It’s still more likely than not that in small samples – even 2-3 seasons worth of plate appearances – clutch is at least as much about luck as it is about skill. The bigger the sample gets, of course, the more useable information you *might* be able to glean (I still can’t be positive about that, as this is all academic).

Which returns us to Daniel Descalso and the Cubs.

(Photo by Jennifer Stewart/Getty Images)

Consider this: During high-leverage situations in 2018, new Cubs infielder Descalso got on base at a .378 clip and slugged .591 for the season. Stanton, meanwhile, got on base at just a .313 clip and slugged only .462. Relatedly, Descalso ranked 23rd with a 3.10 WPA (win probability added) last season while Stanton ranked 106th with 0.95. Taking it a step further, Descalso was the fourth MOST clutch hitter in MLB last season, while Stanton was the fifth LEAST clutch hitter.

And their career rates are even crazier (Clutch score 2010-2018)

1. Daniel Descalso: +7.31 extra wins
299. Giancarlo Stanton: -9.26 extra wins

There were only 299 qualified hitters during this period, so Descalso was literally the most clutch while Stanton was literally the least clutch. Indeed, Miller reports that Descalso is actually the ninth most clutch hitter in baseball history, which … yo.

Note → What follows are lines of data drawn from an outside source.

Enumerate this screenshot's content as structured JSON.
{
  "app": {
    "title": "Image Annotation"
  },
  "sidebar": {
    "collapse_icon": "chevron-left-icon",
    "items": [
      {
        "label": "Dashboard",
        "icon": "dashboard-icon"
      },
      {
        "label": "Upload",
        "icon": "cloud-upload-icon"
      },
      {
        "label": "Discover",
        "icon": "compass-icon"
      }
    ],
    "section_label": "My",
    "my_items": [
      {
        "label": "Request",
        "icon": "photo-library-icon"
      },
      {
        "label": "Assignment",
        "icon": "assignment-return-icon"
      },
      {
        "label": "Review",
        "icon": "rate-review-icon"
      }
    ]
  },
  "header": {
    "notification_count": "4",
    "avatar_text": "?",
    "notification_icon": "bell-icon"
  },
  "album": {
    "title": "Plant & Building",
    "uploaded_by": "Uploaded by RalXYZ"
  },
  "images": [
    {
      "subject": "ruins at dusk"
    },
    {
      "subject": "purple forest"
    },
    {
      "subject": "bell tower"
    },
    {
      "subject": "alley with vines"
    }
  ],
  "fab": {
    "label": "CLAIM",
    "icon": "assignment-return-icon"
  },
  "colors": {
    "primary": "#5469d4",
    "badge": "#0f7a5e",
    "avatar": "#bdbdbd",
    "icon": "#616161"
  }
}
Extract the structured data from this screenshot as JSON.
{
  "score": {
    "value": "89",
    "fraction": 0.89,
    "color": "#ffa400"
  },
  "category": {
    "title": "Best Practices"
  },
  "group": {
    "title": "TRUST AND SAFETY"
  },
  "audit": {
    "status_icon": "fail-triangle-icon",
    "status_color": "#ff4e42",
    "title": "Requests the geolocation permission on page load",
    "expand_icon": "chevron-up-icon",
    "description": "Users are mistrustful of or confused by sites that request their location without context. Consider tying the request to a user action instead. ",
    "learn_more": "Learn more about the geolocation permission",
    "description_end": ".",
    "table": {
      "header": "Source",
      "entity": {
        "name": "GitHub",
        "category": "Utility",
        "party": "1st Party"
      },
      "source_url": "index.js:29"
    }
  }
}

As Miller puts it: “If clutch is real, and if this metric successfully measures past performance of it, and if each hitter continues with his current trajectory – all the big Ifs at the heart of this question – Descalso could soon be the most clutch hitter of all time, and Stanton could soon be … the opposite.”

But here’s the thing: no one in their right mind would take Descalso over Stanton. Not last year. Not going forward. Not for their careers. Never. And so, in enters the fog of clutch. By certain measures, as Miller points out, Descalso’s apparent abilities (or is it luck?) in high-leverage situations makes him at least as valuable of an overall offensive piece as Stanton … but we also KNOW that’s not true.

Right? Right? This just can’t be a thing. Right? The mind strains …

Let’s reset and keep things a little less dramatic. Ignore the Stanton component of the conversation for a minute and really take in what you just learned: the Cubs’ newest position player has been one of the most clutch hitters of all-time and is coming off his most clutch season yet. Maybe that doesn’t mean he has some magic ability to be BETTER in high-leverage spots than other spots, but maybe it does mean he never bothered by the big moment. Since you can almost think of situational hitting as part of the “high-leverage” or “clutch” buckets, that’s a pretty important revelation. The Cubs could use some assistance in those big “situational” spots.

I would never, ever push for getting someone like Descalso over a more established high-level hitter with higher upside or more value like recent free agents Manny Machado, Bryce Harper, Josh Donaldson, etc. Sure, I see the “clutch” numbers, but I just don’t think I can go that far. Still … maybe, just maybe, the drop off in actual wins produced from those types to Descalso for the Cubs won’t be as steep as the slash lines will look by the end of the year. Maybe Descalso really does have a “superpower”, as Miller puts it, and is just uniquely good at coming through for his team at just the right time. “We needn’t rule out Descalso’s gift just because it’s hard to prove.”

Wouldn’t that be something?

Read Miller’s piece to think more deeply on this topic and learn a whole lot. It might blow your mind just a bit.

Brett Taylor contributed to this post.



Author: Michael Cerami

Michael Cerami covers the Chicago Cubs, Bears, and Bulls at Bleacher Nation. You can find him on Twitter @Michael_Cerami